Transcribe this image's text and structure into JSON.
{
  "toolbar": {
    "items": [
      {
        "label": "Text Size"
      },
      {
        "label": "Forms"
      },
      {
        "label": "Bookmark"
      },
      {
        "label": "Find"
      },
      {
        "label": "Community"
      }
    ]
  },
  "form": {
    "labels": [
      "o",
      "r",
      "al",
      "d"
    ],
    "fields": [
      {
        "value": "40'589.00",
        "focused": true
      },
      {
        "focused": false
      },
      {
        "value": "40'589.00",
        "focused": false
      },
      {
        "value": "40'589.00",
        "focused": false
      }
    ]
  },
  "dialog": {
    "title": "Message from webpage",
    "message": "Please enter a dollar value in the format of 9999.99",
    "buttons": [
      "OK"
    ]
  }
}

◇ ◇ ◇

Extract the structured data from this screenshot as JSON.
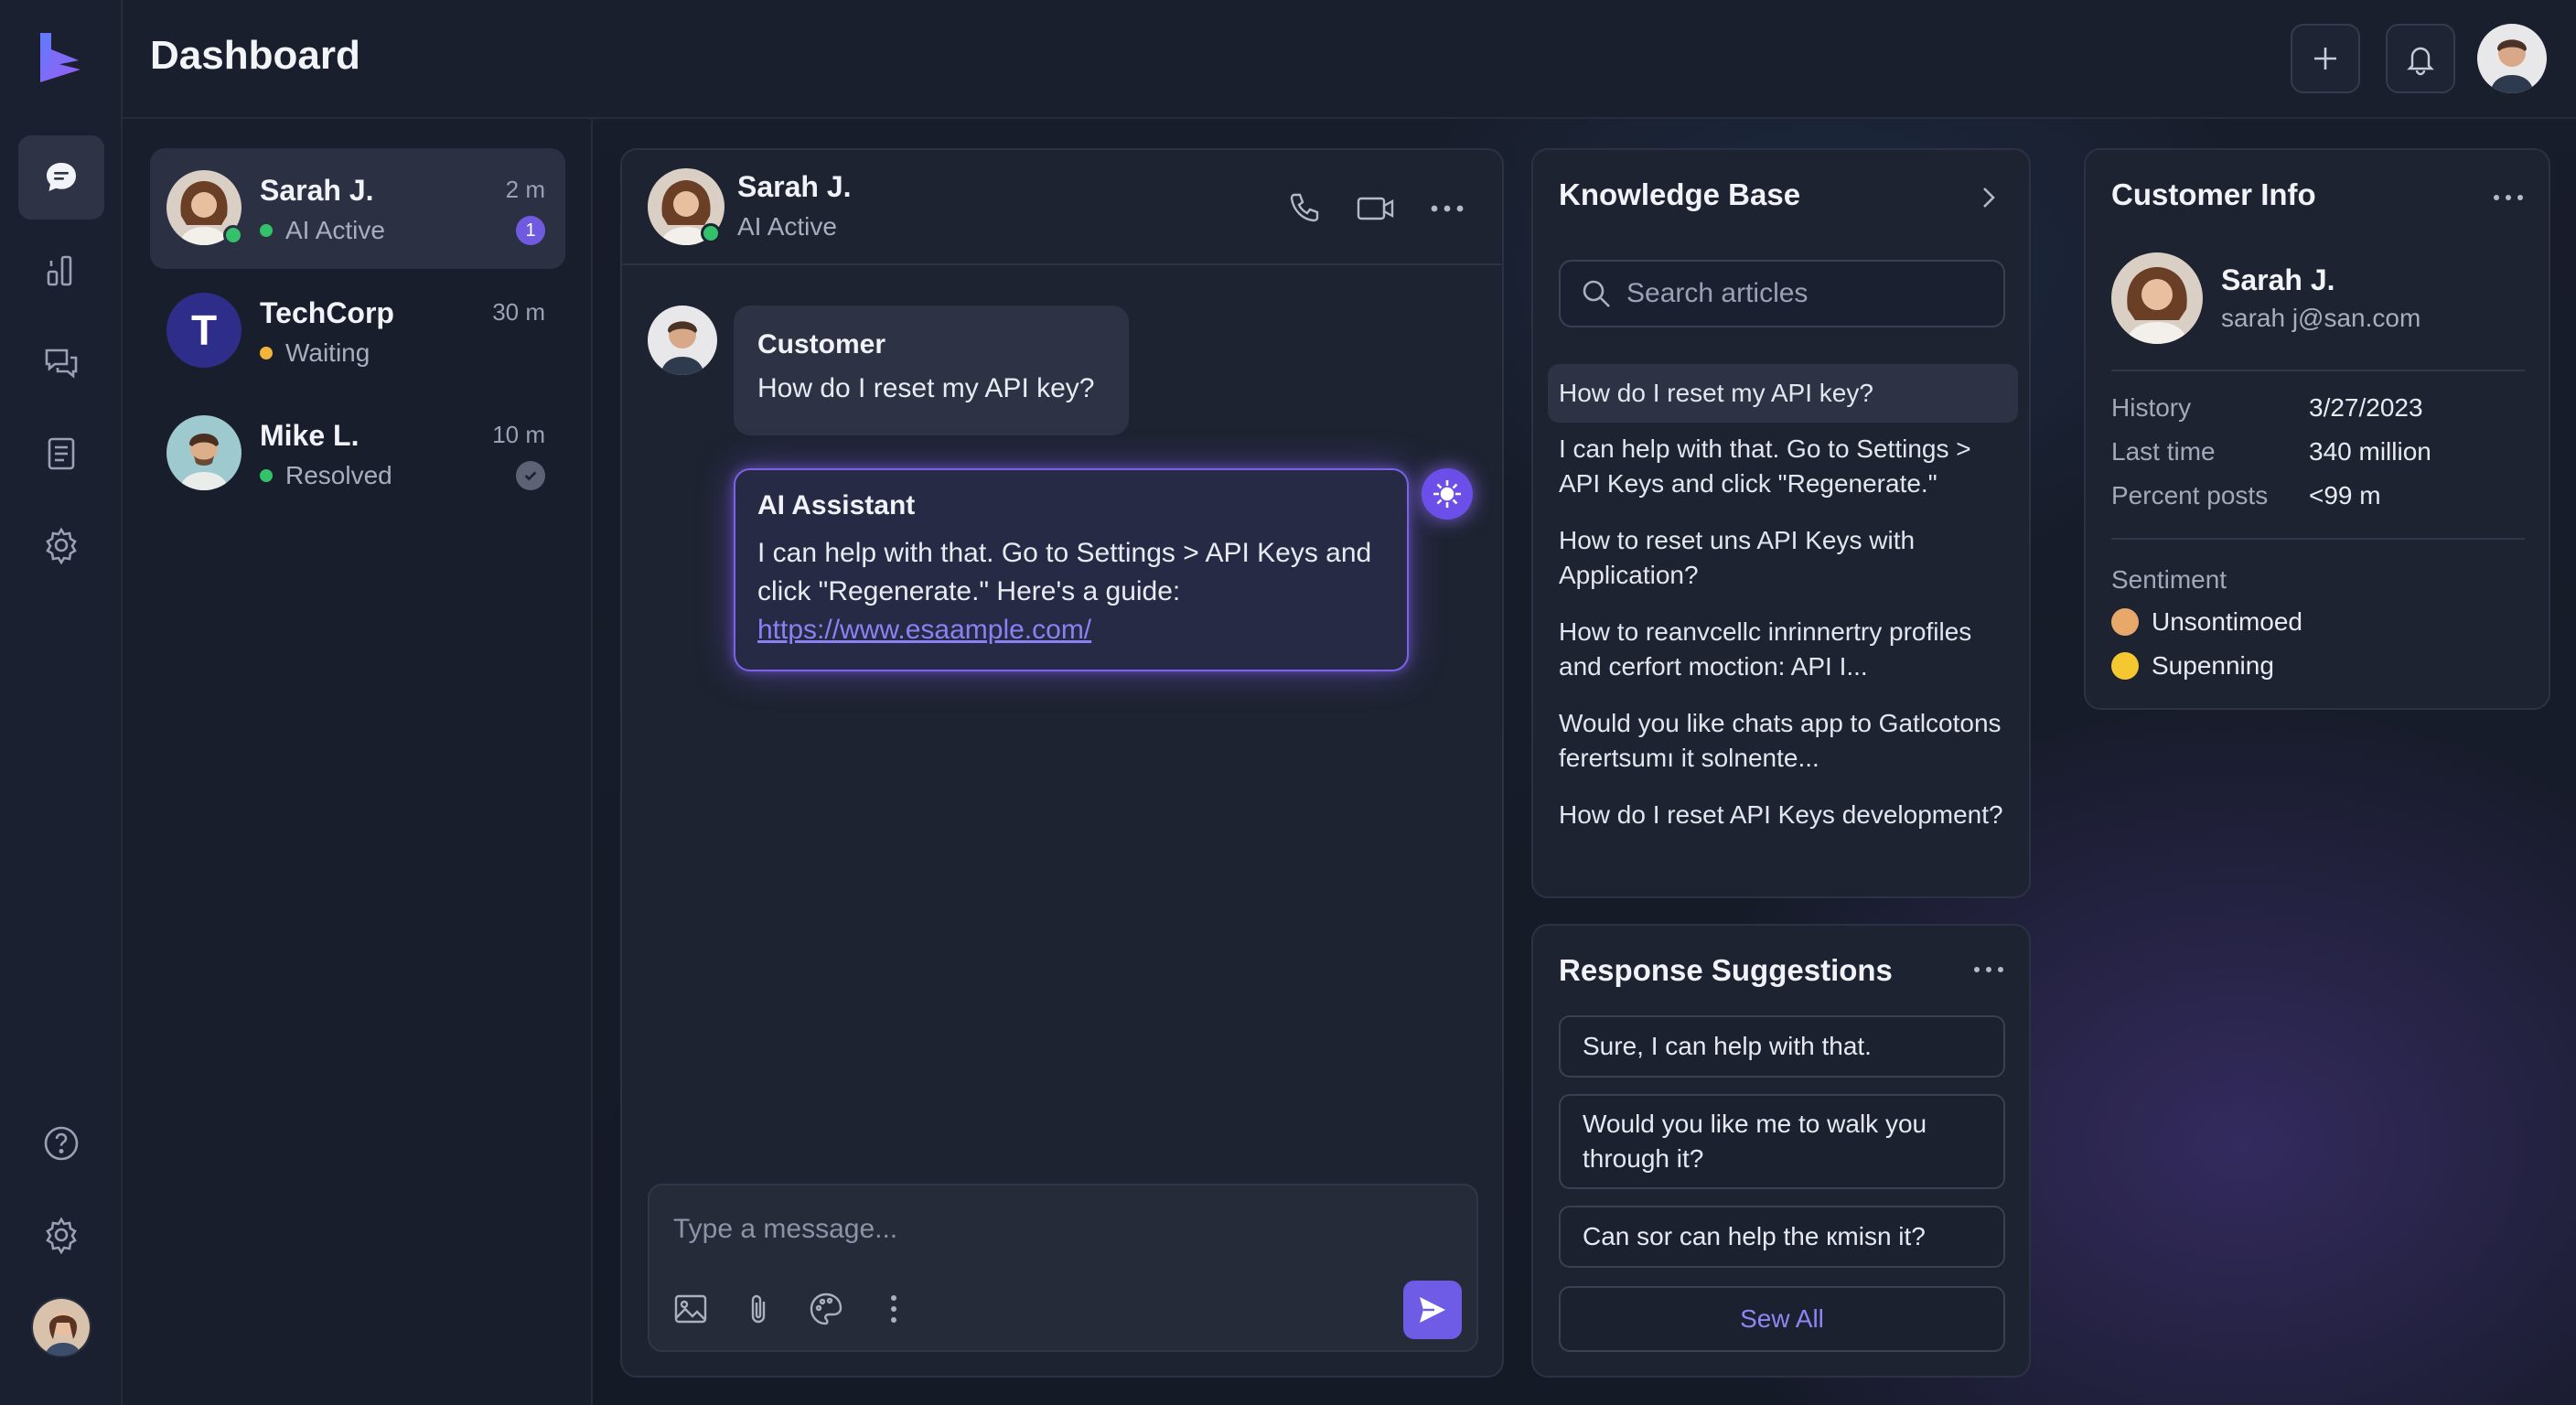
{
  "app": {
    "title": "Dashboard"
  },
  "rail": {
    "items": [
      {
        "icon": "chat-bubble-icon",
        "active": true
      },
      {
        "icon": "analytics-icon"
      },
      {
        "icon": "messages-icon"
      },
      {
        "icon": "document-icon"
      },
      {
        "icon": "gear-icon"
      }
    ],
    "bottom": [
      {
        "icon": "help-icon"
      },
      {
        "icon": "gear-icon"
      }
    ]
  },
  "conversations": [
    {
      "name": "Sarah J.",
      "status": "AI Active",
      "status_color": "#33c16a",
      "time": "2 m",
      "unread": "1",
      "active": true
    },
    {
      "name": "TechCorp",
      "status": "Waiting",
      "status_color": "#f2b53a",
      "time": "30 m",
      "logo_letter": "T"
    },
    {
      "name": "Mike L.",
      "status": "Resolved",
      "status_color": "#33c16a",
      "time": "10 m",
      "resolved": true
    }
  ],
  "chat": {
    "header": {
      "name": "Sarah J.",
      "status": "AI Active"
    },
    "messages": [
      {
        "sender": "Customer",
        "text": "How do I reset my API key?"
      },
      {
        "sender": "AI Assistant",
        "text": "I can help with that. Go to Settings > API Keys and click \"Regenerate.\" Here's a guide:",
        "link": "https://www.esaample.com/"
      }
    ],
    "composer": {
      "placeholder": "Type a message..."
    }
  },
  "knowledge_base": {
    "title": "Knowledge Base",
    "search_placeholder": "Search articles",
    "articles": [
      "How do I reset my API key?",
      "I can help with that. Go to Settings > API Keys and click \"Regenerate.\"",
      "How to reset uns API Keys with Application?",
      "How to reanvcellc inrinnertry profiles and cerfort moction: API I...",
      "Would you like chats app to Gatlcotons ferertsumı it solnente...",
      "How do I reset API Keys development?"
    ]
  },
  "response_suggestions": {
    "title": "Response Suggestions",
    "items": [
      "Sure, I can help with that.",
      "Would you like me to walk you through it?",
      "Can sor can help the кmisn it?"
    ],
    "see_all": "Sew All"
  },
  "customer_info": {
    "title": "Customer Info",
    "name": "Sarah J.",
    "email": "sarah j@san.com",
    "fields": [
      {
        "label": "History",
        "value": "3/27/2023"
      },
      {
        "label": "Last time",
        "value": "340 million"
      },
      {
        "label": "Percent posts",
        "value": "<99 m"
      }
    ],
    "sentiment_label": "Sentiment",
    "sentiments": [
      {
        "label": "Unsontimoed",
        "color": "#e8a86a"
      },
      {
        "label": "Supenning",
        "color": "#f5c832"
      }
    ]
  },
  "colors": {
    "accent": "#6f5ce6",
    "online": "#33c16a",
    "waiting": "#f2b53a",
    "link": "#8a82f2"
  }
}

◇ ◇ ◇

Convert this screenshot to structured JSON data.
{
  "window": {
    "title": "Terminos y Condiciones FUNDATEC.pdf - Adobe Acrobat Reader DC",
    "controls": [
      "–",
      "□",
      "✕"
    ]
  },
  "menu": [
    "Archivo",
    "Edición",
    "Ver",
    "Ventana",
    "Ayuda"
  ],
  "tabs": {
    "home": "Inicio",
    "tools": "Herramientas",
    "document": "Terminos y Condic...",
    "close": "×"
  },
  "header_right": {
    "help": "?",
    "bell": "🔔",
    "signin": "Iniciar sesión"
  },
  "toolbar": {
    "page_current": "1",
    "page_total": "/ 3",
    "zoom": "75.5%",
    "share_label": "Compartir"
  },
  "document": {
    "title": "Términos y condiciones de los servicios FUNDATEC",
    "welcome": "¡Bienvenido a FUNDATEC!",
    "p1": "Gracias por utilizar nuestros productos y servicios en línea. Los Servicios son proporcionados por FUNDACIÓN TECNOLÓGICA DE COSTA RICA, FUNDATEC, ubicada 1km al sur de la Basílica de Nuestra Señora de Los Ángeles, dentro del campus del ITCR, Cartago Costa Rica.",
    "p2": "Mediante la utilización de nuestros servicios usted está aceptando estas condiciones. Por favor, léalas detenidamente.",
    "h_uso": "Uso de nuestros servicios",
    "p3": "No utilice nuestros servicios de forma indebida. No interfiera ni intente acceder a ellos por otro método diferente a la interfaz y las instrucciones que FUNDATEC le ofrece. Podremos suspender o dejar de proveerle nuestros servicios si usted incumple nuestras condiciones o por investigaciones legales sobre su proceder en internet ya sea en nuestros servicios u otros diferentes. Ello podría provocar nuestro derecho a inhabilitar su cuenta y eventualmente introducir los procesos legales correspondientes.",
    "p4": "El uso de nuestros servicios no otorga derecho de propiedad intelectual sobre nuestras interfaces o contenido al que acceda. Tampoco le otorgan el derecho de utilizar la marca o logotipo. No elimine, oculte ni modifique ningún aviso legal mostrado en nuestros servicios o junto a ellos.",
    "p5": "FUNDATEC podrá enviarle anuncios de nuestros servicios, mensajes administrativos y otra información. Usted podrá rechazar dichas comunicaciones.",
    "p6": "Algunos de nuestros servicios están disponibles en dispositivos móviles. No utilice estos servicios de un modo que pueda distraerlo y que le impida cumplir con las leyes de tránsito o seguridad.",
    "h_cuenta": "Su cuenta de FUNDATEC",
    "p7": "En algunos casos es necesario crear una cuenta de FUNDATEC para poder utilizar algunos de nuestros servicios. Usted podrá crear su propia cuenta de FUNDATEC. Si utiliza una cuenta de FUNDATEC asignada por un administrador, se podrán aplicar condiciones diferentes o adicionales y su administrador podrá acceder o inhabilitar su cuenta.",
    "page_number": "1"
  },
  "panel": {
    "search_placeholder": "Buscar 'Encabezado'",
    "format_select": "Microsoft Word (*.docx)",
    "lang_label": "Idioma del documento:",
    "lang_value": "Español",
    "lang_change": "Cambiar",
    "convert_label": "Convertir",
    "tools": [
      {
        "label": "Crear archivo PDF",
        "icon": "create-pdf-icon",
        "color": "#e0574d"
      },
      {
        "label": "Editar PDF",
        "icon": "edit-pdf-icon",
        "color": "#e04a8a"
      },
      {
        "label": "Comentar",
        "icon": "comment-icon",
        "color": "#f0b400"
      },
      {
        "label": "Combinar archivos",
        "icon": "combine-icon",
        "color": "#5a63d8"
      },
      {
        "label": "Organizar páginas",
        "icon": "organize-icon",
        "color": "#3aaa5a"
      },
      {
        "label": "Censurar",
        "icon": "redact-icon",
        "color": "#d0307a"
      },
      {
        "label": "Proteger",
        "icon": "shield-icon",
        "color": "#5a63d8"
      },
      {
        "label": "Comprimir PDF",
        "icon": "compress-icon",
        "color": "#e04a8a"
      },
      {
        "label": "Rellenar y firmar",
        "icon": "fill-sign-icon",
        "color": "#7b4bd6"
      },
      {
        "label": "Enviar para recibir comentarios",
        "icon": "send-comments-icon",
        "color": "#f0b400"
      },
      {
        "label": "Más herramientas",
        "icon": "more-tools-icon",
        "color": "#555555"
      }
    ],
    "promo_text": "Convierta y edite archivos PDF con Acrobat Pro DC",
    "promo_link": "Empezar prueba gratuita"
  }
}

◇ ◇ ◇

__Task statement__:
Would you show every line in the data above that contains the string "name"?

__Answer for the task__:
      "name": "Sarah J.",
      "name": "TechCorp",
      "name": "Mike L.",
      "name": "Sarah J.",
    "name": "Sarah J.",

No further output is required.